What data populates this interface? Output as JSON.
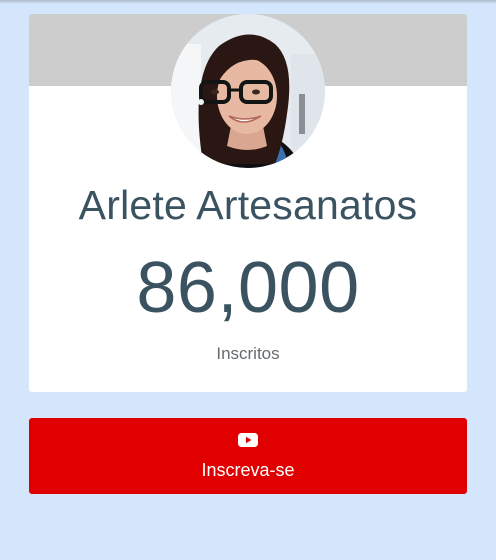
{
  "channel": {
    "name": "Arlete Artesanatos",
    "subscriber_count": "86,000",
    "subscriber_label": "Inscritos"
  },
  "subscribe_button": {
    "label": "Inscreva-se",
    "icon": "youtube-icon"
  },
  "colors": {
    "page_background": "#d4e6fb",
    "banner": "#cdcdcd",
    "accent_red": "#e00000",
    "text_primary": "#3b5361",
    "text_secondary": "#666b70"
  }
}
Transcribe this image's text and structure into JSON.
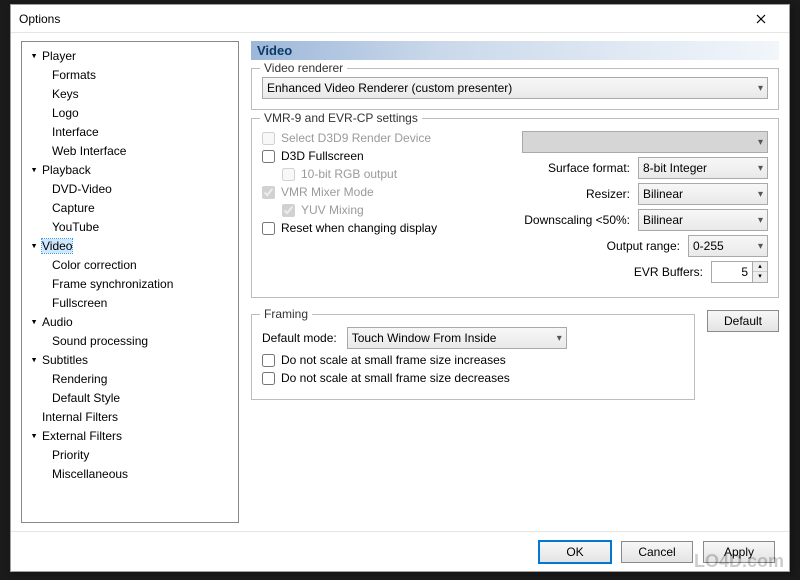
{
  "window": {
    "title": "Options"
  },
  "tree": {
    "player": {
      "label": "Player"
    },
    "formats": {
      "label": "Formats"
    },
    "keys": {
      "label": "Keys"
    },
    "logo": {
      "label": "Logo"
    },
    "interface": {
      "label": "Interface"
    },
    "webinterface": {
      "label": "Web Interface"
    },
    "playback": {
      "label": "Playback"
    },
    "dvdvideo": {
      "label": "DVD-Video"
    },
    "capture": {
      "label": "Capture"
    },
    "youtube": {
      "label": "YouTube"
    },
    "video": {
      "label": "Video"
    },
    "colorcorr": {
      "label": "Color correction"
    },
    "framesync": {
      "label": "Frame synchronization"
    },
    "fullscreen": {
      "label": "Fullscreen"
    },
    "audio": {
      "label": "Audio"
    },
    "soundproc": {
      "label": "Sound processing"
    },
    "subtitles": {
      "label": "Subtitles"
    },
    "rendering": {
      "label": "Rendering"
    },
    "defaultstyle": {
      "label": "Default Style"
    },
    "internalfilters": {
      "label": "Internal Filters"
    },
    "externalfilters": {
      "label": "External Filters"
    },
    "priority": {
      "label": "Priority"
    },
    "misc": {
      "label": "Miscellaneous"
    }
  },
  "video": {
    "title": "Video",
    "renderer_group": "Video renderer",
    "renderer_value": "Enhanced Video Renderer (custom presenter)",
    "vmr_group": "VMR-9 and EVR-CP settings",
    "select_d3d9": "Select D3D9 Render Device",
    "d3d_fullscreen": "D3D Fullscreen",
    "tenbit_rgb": "10-bit RGB output",
    "vmr_mixer": "VMR Mixer Mode",
    "yuv_mixing": "YUV Mixing",
    "reset_display": "Reset when changing display",
    "surface_format_label": "Surface format:",
    "surface_format_value": "8-bit Integer",
    "resizer_label": "Resizer:",
    "resizer_value": "Bilinear",
    "downscale_label": "Downscaling <50%:",
    "downscale_value": "Bilinear",
    "output_range_label": "Output range:",
    "output_range_value": "0-255",
    "evr_buffers_label": "EVR Buffers:",
    "evr_buffers_value": "5",
    "framing_group": "Framing",
    "default_mode_label": "Default mode:",
    "default_mode_value": "Touch Window From Inside",
    "no_scale_inc": "Do not scale at small frame size increases",
    "no_scale_dec": "Do not scale at small frame size decreases",
    "default_button": "Default"
  },
  "footer": {
    "ok": "OK",
    "cancel": "Cancel",
    "apply": "Apply"
  },
  "watermark": "LO4D.com"
}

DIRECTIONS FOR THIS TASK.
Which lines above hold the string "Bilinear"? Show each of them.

EXPECTED ANSWER.
    "resizer_value": "Bilinear",
    "downscale_value": "Bilinear",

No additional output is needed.